Task objective: In the copy, keep every word of the data below and none of its pictures.

Top of Supplied entries

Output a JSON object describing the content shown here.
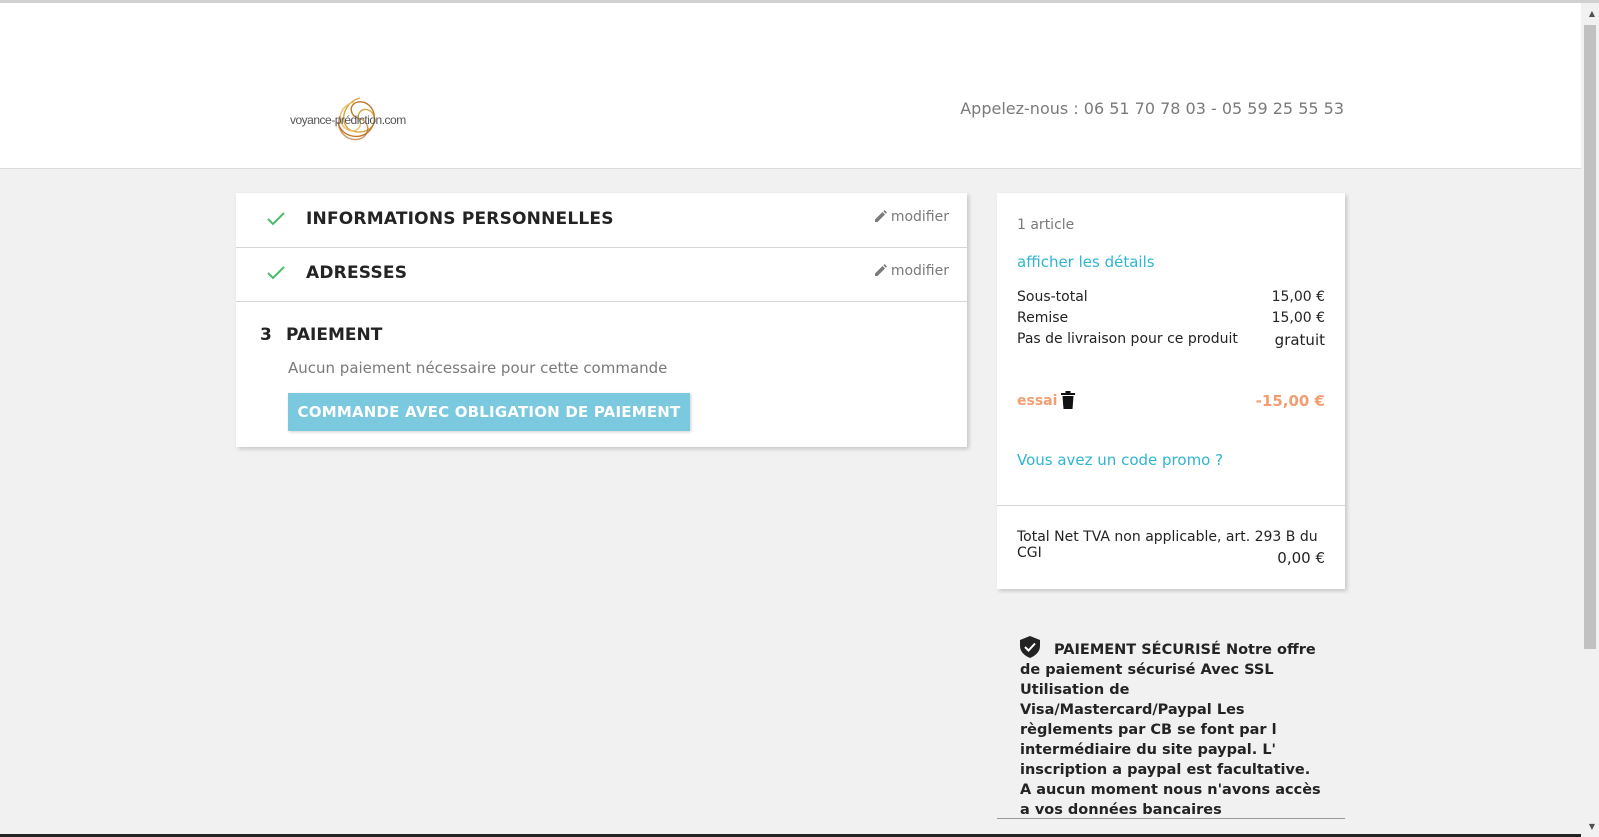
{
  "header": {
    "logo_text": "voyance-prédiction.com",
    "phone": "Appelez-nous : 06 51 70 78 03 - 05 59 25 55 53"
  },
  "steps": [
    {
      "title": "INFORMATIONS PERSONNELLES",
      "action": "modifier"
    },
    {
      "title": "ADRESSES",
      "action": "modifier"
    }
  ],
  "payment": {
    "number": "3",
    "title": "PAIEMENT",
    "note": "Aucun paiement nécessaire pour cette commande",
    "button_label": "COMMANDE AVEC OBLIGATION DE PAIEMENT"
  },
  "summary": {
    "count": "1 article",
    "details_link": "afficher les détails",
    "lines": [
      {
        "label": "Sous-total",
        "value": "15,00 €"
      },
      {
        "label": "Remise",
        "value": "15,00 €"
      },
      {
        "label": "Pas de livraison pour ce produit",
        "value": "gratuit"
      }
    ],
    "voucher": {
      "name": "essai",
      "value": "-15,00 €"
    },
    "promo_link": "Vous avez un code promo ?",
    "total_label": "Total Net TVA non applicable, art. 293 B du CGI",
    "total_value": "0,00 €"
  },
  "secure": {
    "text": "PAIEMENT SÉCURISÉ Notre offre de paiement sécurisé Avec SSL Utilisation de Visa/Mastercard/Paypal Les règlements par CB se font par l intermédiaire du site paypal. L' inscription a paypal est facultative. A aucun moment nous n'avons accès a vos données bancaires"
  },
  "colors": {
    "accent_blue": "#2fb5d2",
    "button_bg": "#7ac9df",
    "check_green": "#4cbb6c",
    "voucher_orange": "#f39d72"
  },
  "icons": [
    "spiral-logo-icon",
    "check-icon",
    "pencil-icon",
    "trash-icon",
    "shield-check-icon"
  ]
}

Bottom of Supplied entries

Solution:
Output a JSON object describing the content shown here.
{
  "header": {
    "logo_text": "voyance-prédiction.com",
    "phone": "Appelez-nous : 06 51 70 78 03 - 05 59 25 55 53"
  },
  "steps": [
    {
      "title": "INFORMATIONS PERSONNELLES",
      "action": "modifier"
    },
    {
      "title": "ADRESSES",
      "action": "modifier"
    }
  ],
  "payment": {
    "number": "3",
    "title": "PAIEMENT",
    "note": "Aucun paiement nécessaire pour cette commande",
    "button_label": "COMMANDE AVEC OBLIGATION DE PAIEMENT"
  },
  "summary": {
    "count": "1 article",
    "details_link": "afficher les détails",
    "lines": [
      {
        "label": "Sous-total",
        "value": "15,00 €"
      },
      {
        "label": "Remise",
        "value": "15,00 €"
      },
      {
        "label": "Pas de livraison pour ce produit",
        "value": "gratuit"
      }
    ],
    "voucher": {
      "name": "essai",
      "value": "-15,00 €"
    },
    "promo_link": "Vous avez un code promo ?",
    "total_label": "Total Net TVA non applicable, art. 293 B du CGI",
    "total_value": "0,00 €"
  },
  "secure": {
    "text": "PAIEMENT SÉCURISÉ Notre offre de paiement sécurisé Avec SSL Utilisation de Visa/Mastercard/Paypal Les règlements par CB se font par l intermédiaire du site paypal. L' inscription a paypal est facultative. A aucun moment nous n'avons accès a vos données bancaires"
  },
  "colors": {
    "accent_blue": "#2fb5d2",
    "button_bg": "#7ac9df",
    "check_green": "#4cbb6c",
    "voucher_orange": "#f39d72"
  },
  "icons": [
    "spiral-logo-icon",
    "check-icon",
    "pencil-icon",
    "trash-icon",
    "shield-check-icon"
  ]
}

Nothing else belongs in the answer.